(Dataset entries)
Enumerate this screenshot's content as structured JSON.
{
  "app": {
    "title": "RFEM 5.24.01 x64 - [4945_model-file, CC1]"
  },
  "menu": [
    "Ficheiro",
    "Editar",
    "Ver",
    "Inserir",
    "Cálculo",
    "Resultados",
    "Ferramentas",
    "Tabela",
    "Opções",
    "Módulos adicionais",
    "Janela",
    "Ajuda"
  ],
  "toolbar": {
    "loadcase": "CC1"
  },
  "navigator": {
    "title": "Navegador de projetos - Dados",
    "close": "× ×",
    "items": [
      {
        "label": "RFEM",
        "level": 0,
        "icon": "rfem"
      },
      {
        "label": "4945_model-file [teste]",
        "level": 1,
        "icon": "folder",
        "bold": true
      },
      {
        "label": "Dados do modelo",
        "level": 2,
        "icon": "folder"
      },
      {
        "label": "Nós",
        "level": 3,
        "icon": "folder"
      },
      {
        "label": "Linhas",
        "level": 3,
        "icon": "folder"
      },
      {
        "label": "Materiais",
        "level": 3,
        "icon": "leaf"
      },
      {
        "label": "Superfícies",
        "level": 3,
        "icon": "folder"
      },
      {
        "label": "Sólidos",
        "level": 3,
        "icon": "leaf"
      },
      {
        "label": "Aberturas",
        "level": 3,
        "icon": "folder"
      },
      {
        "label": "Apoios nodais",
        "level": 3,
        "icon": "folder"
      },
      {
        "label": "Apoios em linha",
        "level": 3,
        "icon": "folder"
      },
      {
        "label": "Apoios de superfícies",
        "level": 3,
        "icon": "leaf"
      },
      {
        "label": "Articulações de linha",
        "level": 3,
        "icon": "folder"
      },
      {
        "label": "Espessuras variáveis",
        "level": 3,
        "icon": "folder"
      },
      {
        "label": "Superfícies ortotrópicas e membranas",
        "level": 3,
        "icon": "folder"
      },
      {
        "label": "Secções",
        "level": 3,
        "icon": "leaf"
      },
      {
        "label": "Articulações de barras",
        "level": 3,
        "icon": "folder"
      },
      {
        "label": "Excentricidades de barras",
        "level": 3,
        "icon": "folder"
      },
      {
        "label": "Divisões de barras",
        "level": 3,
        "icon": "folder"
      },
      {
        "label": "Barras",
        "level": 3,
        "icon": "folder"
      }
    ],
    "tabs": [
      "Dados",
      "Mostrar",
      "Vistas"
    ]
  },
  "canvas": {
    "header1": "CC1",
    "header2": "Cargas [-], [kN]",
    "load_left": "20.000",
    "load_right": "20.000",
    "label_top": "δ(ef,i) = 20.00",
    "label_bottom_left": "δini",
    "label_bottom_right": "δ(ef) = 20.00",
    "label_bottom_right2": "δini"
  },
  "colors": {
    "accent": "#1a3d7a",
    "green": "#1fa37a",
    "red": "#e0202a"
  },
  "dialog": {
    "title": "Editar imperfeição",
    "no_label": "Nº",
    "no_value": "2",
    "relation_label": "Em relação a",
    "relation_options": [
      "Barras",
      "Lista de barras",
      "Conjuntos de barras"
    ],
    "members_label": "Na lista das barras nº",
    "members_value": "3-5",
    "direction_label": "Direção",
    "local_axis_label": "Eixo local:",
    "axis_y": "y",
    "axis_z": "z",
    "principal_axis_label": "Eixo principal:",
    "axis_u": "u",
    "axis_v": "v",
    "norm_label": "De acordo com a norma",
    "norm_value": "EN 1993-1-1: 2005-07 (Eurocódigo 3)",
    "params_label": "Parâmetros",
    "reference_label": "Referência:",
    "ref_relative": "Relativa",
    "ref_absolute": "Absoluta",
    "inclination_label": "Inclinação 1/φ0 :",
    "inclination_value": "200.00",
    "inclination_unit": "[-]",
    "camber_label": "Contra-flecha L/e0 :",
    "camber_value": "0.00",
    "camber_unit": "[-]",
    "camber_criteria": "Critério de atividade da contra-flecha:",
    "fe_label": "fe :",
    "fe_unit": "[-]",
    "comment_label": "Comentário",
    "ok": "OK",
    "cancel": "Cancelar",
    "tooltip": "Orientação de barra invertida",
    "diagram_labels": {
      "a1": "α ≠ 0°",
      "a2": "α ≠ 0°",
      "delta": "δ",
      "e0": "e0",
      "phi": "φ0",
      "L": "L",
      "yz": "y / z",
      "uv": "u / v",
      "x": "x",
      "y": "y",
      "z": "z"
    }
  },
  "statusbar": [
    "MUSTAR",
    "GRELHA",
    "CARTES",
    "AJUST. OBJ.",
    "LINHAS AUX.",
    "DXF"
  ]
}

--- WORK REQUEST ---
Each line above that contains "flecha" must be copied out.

--- RESPONSE ---
    "camber_label": "Contra-flecha L/e0 :",
    "camber_criteria": "Critério de atividade da contra-flecha:",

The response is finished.